Promise.map(fileNames, function(fileName) {
    // Promise.map awaits for returned promises as well.
    return fs.readFileAsync(fileName);
}).then(function() {
    console.log("done");
});

A more involved example:

var Promise = require("bluebird");
var join = Promise.join;
var fs = Promise.promisifyAll(require("fs"));
fs.readdirAsync(".").map(function(fileName) {
    var stat = fs.statAsync(fileName);
    var contents = fs.readFileAsync(fileName).catch(function ignore() {});
    return join(stat, contents, function(stat, contents) {
        return {
            stat: stat,
            fileName: fileName,
            contents: contents
        }
    });
// The return value of .map is a promise that is fulfilled with an array of the mapped values
// That means we only get here after all the files have been statted and their contents read
// into memory. If you need to do more operations per file, they should be chained in the map
// callback for concurrency.
}).call("sort", function(a, b) {
    return a.fileName.localeCompare(b.fileName);
}).each(function(file) {
    var contentLength = file.stat.isDirectory() ? "(directory)" : file.contents.length + " bytes";
    console.log(file.fileName + " last modified " + file.stat.mtime + " " + contentLength)
});

Map Option: concurrency

You may optionally specify a concurrency limit:

...map(..., {concurrency: 3});

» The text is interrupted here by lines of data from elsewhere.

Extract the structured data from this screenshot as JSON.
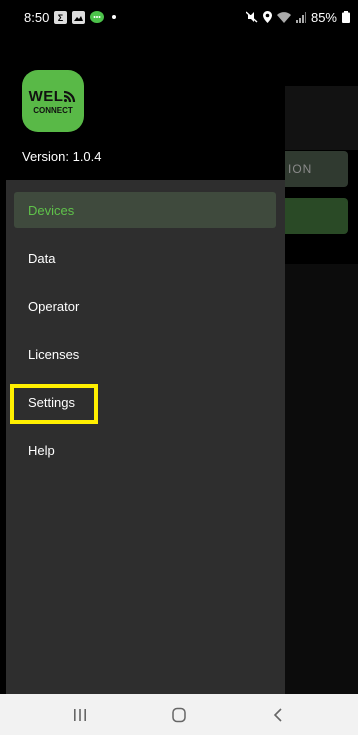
{
  "status_bar": {
    "time": "8:50",
    "battery": "85%",
    "left_icons": [
      "email-app-icon",
      "gallery-icon",
      "chat-icon"
    ],
    "right_icons": [
      "mute-icon",
      "location-icon",
      "wifi-icon",
      "signal-icon",
      "battery-icon"
    ]
  },
  "drawer": {
    "logo_line1": "WEL",
    "logo_line2": "CONNECT",
    "version": "Version: 1.0.4",
    "items": [
      {
        "label": "Devices",
        "active": true
      },
      {
        "label": "Data"
      },
      {
        "label": "Operator"
      },
      {
        "label": "Licenses"
      },
      {
        "label": "Settings",
        "highlighted": true
      },
      {
        "label": "Help"
      }
    ]
  },
  "background": {
    "button1_label": "ION"
  },
  "colors": {
    "accent": "#5fc24a",
    "logo": "#59b947",
    "drawer_body": "#2e2e2e",
    "highlight": "#ffef00",
    "nav_bar": "#f2f2f2"
  }
}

The concurrency limit applies to Promises returned by the mapper function and it basically limits the number of Promises created. For example, if concurrency is 3 and the mapper callback has been called enough so that there are three returned Promises currently pending, no further callbacks are called until one of the pending Promises resolves. So the mapper function will be called three times and it will be called again only after at least one of the Promises resolves.

Playing with the first example with and without limits, and seeing how it affects the duration when reading 20 files:

var Promise = require("bluebird");
var join = Promise.join;
var fs = Promise.promisifyAll(require("fs"));
var concurrency = parseFloat(process.argv[2] || "Infinity");
console.time("reading files");
fs.readdirAsync(".").map(function(fileName) {
    var stat = fs.statAsync(fileName);
    var contents = fs.readFileAsync(fileName).catch(function ignore() {});
    return join(stat, contents, function(stat, contents) {
        return {
            stat: stat,
            fileName: fileName,
            contents: contents
        }
    });
// The return value of .map is a promise that is fulfilled with an array of the mapped values
// That means we only get here after all the files have been statted and their contents read
// into memory. If you need to do more operations per file, they should be chained in the map
// callback for concurrency.
}, {concurrency: concurrency}).call("sort", function(a, b) {
    return a.fileName.localeCompare(b.fileName);
}).then(function() {
    console.timeEnd("reading files");
});
$ sync && echo 3 > /proc/sys/vm/drop_caches
$ node test.js 1
reading files 35ms
$ sync && echo 3 > /proc/sys/vm/drop_caches
$ node test.js Infinity
reading files: 9ms

The order map calls the mapper function on the array elements is not specified, there is no guarantee on the order in which it'll execute the maper on the elements. For order guarantee in sequential execution - see Promise.mapSeries.